Bart Edwards as Duny in Netflix's The Witcher.
This guy understands the Law of Surprise. Do you? Photo: Netflix

Forget monsters and curses, the most confusing thing in Netflix’s The Witcher is the Law of Surprise. It’s a tricky concept that’s introduced early on, but the show doesn’t do much to explain it in season one. Hardcore fans of The Witcher books or video games will immediately understand what it means, but for everyone else, we’re here to help.

The fourth episode of The Witcher, titled “Of Banquets, Bastards and Burials,” tells a largely self-contained story about Princess Pavetta (Gaia Mondadori), the daughter of Queen Calanthe (Jodhi May). The timeline of The Witcher can be tricky to follow, so it’s worth noting that Pavetta’s daughter Princess Ciri (Freya Allan) isn’t alive at this point and Geralt of Rivia (Henry Cavill) is a smidge less embittered by a world that considers him a mutant and doesn’t even pay him even when he gets the job done. Anyway, Calanthe has big plans for her daughter’s hand in marriage, until a knight named Duny (Bart Edwards) — a charming gentleman with the head of a hedgehog — arrives to claim Pavetta as his bride, and he invokes something called the Law of Surprise to do so.

But what the heck is the Law of Surprise? It’s an ancient concept within the world of The Witcher, loosely tied to actual mythology of Slavic and Polish origin — two folk histories to which Andrzej Sapkowski’s novels and the show return to regularly. The law is relatively simple: As payment for a great deed like saving someone’s life, one can lay claim to something which the indebted does not yet possess. It turns out that Duny, the hedgehog gentleman, saved King Roegner’s life years earlier. “By tradition, I chose the Law of Surprise as payment,” he explains in the episode. “Whatever windfall he came home to find would be mine.” The “windfall” in this case is Roegner’s daughter, Pavetta.

As one might imagine, Pavetta’s mother Calanthe doesn’t care about ancient laws, and orders the men at the banquet to slay Duny. However, the Law of Surprise eventually wins out  — with an assist from Geralt and a few others, who jump into the battle to defend Duny — which effectively rewrites the destiny of everyone involved.
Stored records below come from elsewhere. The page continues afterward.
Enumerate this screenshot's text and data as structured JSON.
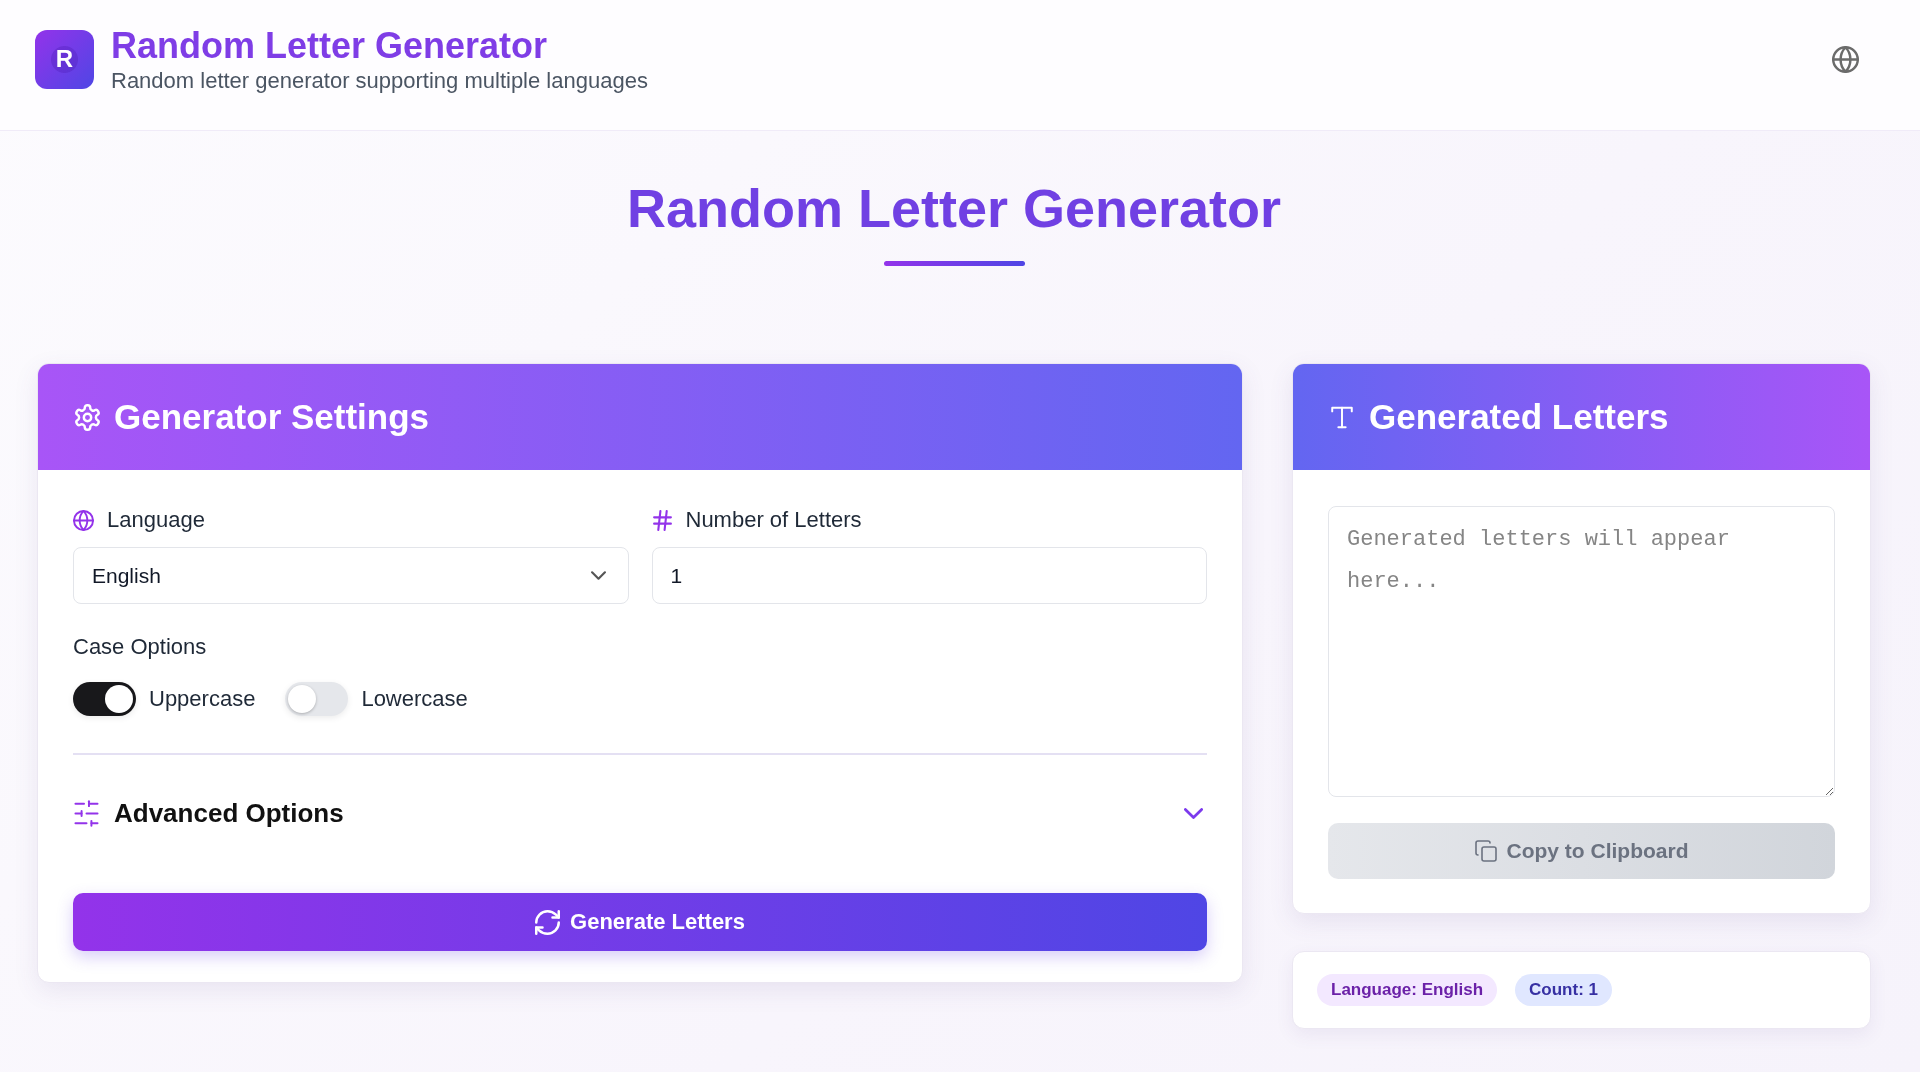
{
  "header": {
    "logo_letter": "R",
    "title": "Random Letter Generator",
    "subtitle": "Random letter generator supporting multiple languages"
  },
  "hero": {
    "title": "Random Letter Generator"
  },
  "settings": {
    "title": "Generator Settings",
    "fields": [
      {
        "kind": "select",
        "label": "Language",
        "value": "English"
      },
      {
        "kind": "number",
        "label": "Number of Letters",
        "value": "1"
      }
    ],
    "case_options": {
      "label": "Case Options",
      "toggles": [
        {
          "label": "Uppercase",
          "on": true
        },
        {
          "label": "Lowercase",
          "on": false
        }
      ]
    },
    "advanced_options": {
      "title": "Advanced Options",
      "expanded": false
    },
    "generate_button": {
      "label": "Generate Letters"
    }
  },
  "output": {
    "title": "Generated Letters",
    "textarea": {
      "placeholder": "Generated letters will appear here..."
    },
    "copy_button": {
      "label": "Copy to Clipboard",
      "disabled": true
    }
  },
  "stats": {
    "badges": [
      {
        "label": "Language: English",
        "color": "#f3e8ff"
      },
      {
        "label": "Count: 1",
        "color": "#e0e7ff"
      }
    ]
  }
}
Fear of messing with that destiny is ultimately the law’s power, which is why it’s such a respected practice. As a character named Eist puts it, “It’s an honest gamble. As likely to be rewarded with a bumper crop as a newborn pup. Or a child of surprise. He could not know. Destiny has determined the surprise be Pavetta.”

Of course, the whole idea also seems pretty gross: claiming daughters as payment for heroic deeds? Really? The Witcher’s writers handle this problem carefully by revealing that Duny and Pavetta fell in love and developed a relationship months earlier, before knowing she was his “payment.” They’re merely using the Law of Surprise to make their union official. When Calanthe finally agrees to the marriage, Duny is freed from his hedgehog curse and he becomes a normal man again.

And that’s where Geralt reenters the picture. Later in the episode, he almost jokingly suggests that he should be repaid for saving Duny’s life with the Law of Surprise — but little does anyone know at that moment that Pavetta is already pregnant with Duny’s unborn child. Because Geralt evoked the law, it means their baby, Ciri, is now owed to him as a “child of surprise.” While Geralt refuses to claim Ciri as his payment, the law ultimately ties their fates together. They eventually meet in The Witcher’s season finale, ensuring that destiny has big plans for the duo in season two.

How Exactly Does the ‘Law of Surprise’ Work in The Witcher?